Michael Sandel, who was born in Minneapolis before moving to Los Angeles, is best known for the widely popular Harvard course “Justice.”
Popular American political philosopher Michael Sandel to speak at U of M April 21
Urban legend says Sandel was inspiration for “The Simpsons’” Montgomery Burns character
What: 2011 Guy Stanton Ford Lecture
When: 12:15-1:30 p.m. Thursday, April 21
Where: Ted Mann Concert Hall, 2128 Fourth St. S., Minneapolis
Michael J. Sandel, the popular American political philosopher and Harvard University professor, will speak on “Morals, Markets and Civic Life after the Financial Crisis” at 12:15 p.m. Thursday, April 21, in Ted Mann Concert Hall at the University of Minnesota in Minneapolis.
Do bankers deserve to make hundreds of times what school teachers earn? Is the free market fair? What have we learned from the financial crisis? What is the role of markets in achieving the public good? Sandel, author the New York Times best seller “Justice: What’s the Right Thing to Do?,” will provide a lively discussion of markets, democracy and the big ethical questions that confront American society today. The talk and Q&A will be followed by a book signing.
His talk is the 2011 Guy Stanton Ford Memorial Lecture, sponsored by the university’s Office of the Provost.
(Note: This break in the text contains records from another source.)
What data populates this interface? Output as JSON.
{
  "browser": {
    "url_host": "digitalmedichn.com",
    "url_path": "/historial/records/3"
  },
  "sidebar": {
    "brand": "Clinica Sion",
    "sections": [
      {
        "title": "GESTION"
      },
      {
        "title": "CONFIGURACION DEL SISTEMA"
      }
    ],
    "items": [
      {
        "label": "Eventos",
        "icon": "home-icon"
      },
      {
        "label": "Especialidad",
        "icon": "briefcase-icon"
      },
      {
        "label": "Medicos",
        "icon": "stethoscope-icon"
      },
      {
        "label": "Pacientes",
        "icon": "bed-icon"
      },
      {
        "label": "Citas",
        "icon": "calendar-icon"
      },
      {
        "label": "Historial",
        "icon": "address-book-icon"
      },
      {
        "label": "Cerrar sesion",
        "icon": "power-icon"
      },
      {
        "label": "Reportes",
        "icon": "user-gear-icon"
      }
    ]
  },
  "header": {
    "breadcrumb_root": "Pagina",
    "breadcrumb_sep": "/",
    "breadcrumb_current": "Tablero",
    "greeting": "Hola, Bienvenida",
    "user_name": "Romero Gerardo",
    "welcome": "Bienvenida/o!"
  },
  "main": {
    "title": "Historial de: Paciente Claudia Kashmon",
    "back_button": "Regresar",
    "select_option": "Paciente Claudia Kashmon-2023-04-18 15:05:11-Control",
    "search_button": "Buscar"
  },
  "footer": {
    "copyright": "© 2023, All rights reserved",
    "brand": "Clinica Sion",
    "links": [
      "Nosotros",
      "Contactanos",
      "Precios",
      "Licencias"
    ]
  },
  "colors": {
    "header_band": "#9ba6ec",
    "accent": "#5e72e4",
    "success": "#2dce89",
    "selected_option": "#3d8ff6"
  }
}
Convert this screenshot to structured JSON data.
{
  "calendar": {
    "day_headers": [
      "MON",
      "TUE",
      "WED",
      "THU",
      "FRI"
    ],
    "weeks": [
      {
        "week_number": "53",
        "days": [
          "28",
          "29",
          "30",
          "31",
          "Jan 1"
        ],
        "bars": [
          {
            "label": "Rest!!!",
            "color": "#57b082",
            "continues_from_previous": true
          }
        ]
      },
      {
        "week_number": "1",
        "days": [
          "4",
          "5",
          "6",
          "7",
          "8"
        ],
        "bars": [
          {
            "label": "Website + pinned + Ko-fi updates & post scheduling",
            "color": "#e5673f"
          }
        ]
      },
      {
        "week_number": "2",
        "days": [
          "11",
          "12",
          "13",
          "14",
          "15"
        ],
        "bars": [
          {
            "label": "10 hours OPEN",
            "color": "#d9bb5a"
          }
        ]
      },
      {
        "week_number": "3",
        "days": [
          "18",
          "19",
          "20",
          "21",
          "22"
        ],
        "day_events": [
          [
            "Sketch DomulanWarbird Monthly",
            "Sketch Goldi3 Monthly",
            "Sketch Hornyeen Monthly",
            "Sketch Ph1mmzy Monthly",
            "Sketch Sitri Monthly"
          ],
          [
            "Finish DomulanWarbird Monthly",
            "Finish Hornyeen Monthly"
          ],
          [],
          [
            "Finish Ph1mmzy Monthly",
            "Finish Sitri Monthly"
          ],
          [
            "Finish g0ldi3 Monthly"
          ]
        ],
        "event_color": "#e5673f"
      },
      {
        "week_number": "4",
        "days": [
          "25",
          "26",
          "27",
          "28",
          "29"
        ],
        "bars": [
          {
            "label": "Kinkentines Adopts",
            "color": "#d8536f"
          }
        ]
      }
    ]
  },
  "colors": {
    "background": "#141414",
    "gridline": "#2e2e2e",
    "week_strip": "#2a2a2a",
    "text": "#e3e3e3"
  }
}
Ford was president of the University of Minnesota from 1938 to 1941. The lecture is free and open to the public.
Sandel, who was born in Minneapolis before moving to Los Angeles, is best known for the widely popular Harvard course “Justice” and his critique of John Rawls’ “A Theory of Justice” in Sandel’s book “Liberalism and the Limits of Justice.” He also served on the George W. Bush administration's President's Council on Bioethics, 2002–2005.
According to a 2009 New York Times article, there is an urban legend that says Sandel was the inspiration for the Montgomery Burns character in “The Simpsons.” The joke, of course, is that Sandel is the anti-Burns, “a moral philosopher who has devoted his life to pondering what is the right thing to do,” as the Times put it.
For a recent video clip of Mandel discussing his thoughts on American society and justice, see http://www.amazon.com/gp/mpd/permalink/m2OKTTTNVGE171/ref=ent_fb_link.